“The offensive is going on and the government says they are winning,” said a tribal leader in Hiska Mina, one of the worst hit districts in Nangarhar. “But Daesh fights every night, and the insecurities have increased, not decreased,” he added.
Local tribal leaders say the Taliban, a stronger group than I.S., has forged an informal alliance with the jihadists after a year of fierce rivalry in order to effectively combat government forces. “The Daesh and Taliban have stopped fighting each other and are both fighting the government,” said Malek Haseeb, a tribal leader in Kot, a mountainous district from where I.S. militants were last month flushed out by Afghan troops. “Once government forces leave, we fear Daesh will return and resume their operations,” he added.

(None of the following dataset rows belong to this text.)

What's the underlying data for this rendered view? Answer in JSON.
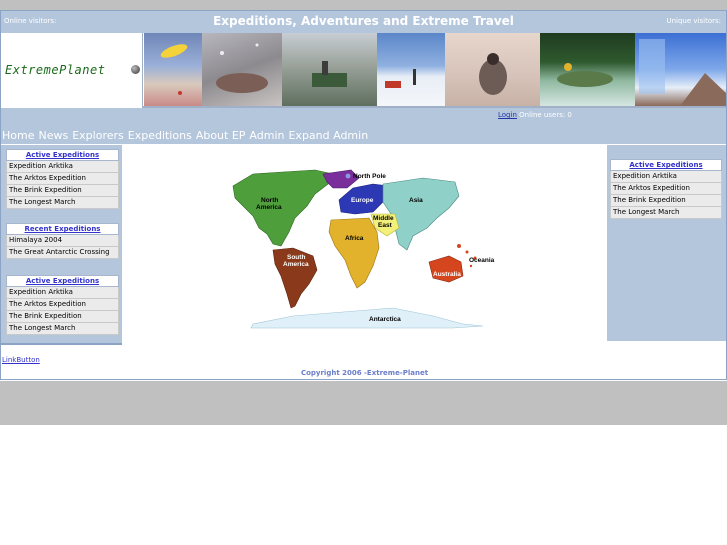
{
  "header": {
    "online_visitors": "Online visitors:",
    "title": "Expeditions, Adventures and Extreme Travel",
    "unique_visitors": "Unique visitors:"
  },
  "logo": {
    "text": "ExtremePlanet"
  },
  "nav": {
    "login": "Login",
    "online_users": "Online users: 0",
    "menu": [
      "Home",
      "News",
      "Explorers",
      "Expeditions",
      "About EP",
      "Admin",
      "Expand Admin"
    ]
  },
  "left": {
    "active1": {
      "title": "Active Expeditions",
      "items": [
        "Expedition Arktika",
        "The Arktos Expedition",
        "The Brink Expedition",
        "The Longest March"
      ]
    },
    "recent": {
      "title": "Recent Expeditions",
      "items": [
        "Himalaya 2004",
        "The Great Antarctic Crossing"
      ]
    },
    "active2": {
      "title": "Active Expeditions",
      "items": [
        "Expedition Arktika",
        "The Arktos Expedition",
        "The Brink Expedition",
        "The Longest March"
      ]
    }
  },
  "right": {
    "active": {
      "title": "Active Expeditions",
      "items": [
        "Expedition Arktika",
        "The Arktos Expedition",
        "The Brink Expedition",
        "The Longest March"
      ]
    }
  },
  "map": {
    "labels": {
      "north_pole": "North Pole",
      "north": "North",
      "america": "America",
      "europe": "Europe",
      "asia": "Asia",
      "middle": "Middle",
      "east": "East",
      "africa": "Africa",
      "south": "South",
      "south_america": "America",
      "oceania": "Oceania",
      "australia": "Australia",
      "antarctica": "Antarctica"
    },
    "colors": {
      "north_america": "#4f9e3c",
      "south_america": "#8a3a1a",
      "europe": "#2d38b4",
      "asia": "#8fd0c8",
      "middle_east": "#f2f07a",
      "africa": "#e2b22c",
      "australia": "#d6461e",
      "oceania": "#d6461e",
      "antarctica": "#dff0f8",
      "north_pole": "#8a9ae0",
      "greenland": "#7a2e9c"
    }
  },
  "footer": {
    "linkbutton": "LinkButton",
    "copyright": "Copyright 2006 -Extreme-Planet"
  }
}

An army commander in Nangarhar confirmed the informal insurgent alliance, but the Taliban have strongly denied joining hands with I.S.
The Taliban, who have themselves often been accused of savagery during their 15-year insurgency, have publicly sought to appear as a bulwark against I.S.’s reign of brutality and as a legitimate group waging an Islamic war.
The NATO-led coalition estimates there are around 1,500 I.S. militants in Afghanistan—mostly disaffected Pakistani and Afghan Taliban, as well as Uzbek militants and local residents of Nangarhar. The group has so far not announced a successor to Khan.
Afghan authorities erroneously believed Khan had been killed in another strike in July 2015, when a U.S. drone targeted dozens of I.S.-linked cadres in Nangarhar, close to the Pakistani border. News of his death comes after former Taliban leader Mullah Akhtar Mansour was killed in another U.S. drone strike inside Pakistan in May.